Logan's R-rating is a sure warning that this is no superhero flick that you can take your kids to. Wolverine is not here to save the day (okay, yes he does) like Superman. He finds himself caught up in a situation that he never asked for. Logan has grown cynical and is devoid of any sort of joy in life. He wants to waste his days away consuming alcohol and driving a limousine. Logan cares for Professor X, but largely because Professor X's chaotic seizures are something that he cannot ignore. This is no superhero. This is a broken man who just happens to have super powers. Just as Logan is drowning himself in his empty indulgences, a woman approaches him, asking a favor that he wants no part of. But when he sees that the quiet Laura has powers like his own, his world turns upside down.
- Dafne Keen as Laura. The titular Logan is the center of attention, but Dafne Keen really delivers a stand-out performance as the dual-clawed Laura. She slashes and kills in just as bloody of a fashion as Logan, and I found myself marveling at her the entire way. She also has that intimidating look in her eye that is convincing enough on its own.
- The dramatic aspect of the film. Aside from the brutal, bloody violence, Logan transcends usual comic-book expectations because of the dramatic highlights of its characters. Logan's previous life is no more. He wants to be left alone from the outside world, and is accepting to the fact that his days are numbered. Laura has no dialogue for the first half of the film, simply observing and listening to everything around her. Charles Xavier is frail and senile, but still cares for Logan and Laura in the way he used to care for the mutants at his school. Logan even downplays what happens in the X-Men comics that Laura reads in the film.
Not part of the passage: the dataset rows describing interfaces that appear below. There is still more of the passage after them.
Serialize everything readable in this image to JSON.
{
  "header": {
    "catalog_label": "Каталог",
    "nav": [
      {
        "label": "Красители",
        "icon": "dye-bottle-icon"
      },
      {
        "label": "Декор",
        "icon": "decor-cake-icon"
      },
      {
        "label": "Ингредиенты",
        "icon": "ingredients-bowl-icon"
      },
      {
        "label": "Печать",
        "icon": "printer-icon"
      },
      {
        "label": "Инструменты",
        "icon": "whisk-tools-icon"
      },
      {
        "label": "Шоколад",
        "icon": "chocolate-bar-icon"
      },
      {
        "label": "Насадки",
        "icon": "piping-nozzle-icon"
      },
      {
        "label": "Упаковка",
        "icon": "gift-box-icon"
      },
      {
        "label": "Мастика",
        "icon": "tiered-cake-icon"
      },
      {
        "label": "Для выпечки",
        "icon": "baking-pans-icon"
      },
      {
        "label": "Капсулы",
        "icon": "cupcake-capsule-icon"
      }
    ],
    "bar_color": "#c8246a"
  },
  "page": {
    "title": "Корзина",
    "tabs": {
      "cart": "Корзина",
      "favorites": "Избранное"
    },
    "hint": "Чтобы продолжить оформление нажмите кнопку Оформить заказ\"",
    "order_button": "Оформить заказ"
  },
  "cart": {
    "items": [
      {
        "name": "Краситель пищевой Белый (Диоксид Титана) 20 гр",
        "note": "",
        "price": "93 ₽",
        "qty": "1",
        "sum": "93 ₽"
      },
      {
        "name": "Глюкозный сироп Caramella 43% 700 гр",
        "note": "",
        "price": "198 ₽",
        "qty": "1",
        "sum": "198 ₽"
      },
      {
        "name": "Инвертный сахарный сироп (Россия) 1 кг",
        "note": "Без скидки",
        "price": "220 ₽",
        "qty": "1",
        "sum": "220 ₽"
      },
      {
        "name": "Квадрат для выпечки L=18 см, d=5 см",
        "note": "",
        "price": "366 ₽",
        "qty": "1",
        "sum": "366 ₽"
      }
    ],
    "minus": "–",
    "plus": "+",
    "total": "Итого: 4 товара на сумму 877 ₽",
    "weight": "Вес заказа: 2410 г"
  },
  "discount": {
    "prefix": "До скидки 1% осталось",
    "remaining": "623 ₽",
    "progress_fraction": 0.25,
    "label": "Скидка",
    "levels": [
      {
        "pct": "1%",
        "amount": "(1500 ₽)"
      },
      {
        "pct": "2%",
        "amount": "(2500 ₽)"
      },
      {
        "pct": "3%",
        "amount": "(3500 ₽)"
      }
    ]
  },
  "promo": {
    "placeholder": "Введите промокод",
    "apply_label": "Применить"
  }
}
- The villains in the film are not quite as strong as I had hoped them to be. In a film that's as no holds barred as this one, neither Donald Pierce nor the Reavers are as sadistic or menacing as the film has opened the door for them to be. They want to capture Laura for typical bad-guy reasons that usually involve getting wealthy or gaining power. In this case, it involves experimentation with child mutants in a way that is highly similar to the plot of Captain America: The Winter Soldier.
Logan is a dramatic and exciting send-off for Hugh Jackman in his final appearance as the Wolverine. Dafne Keen, though, really steals the show as Laura, with Patrick Stewart making Professor X's appearance also worthwhile. Issues with the villains do linger a little, but the film still brings the gruesome and high-octane action and emotional depth that makes it a very unique addition to the X-Men franchise, and to the superhero/comic-book genre as well. Godspeed Mr. Jackman, and I wish you well in your future endeavors.
Here you'll find my reviews on just about any film you may have seen. I try to avoid major spoilers as much as possible. I structure my reviews in the following way: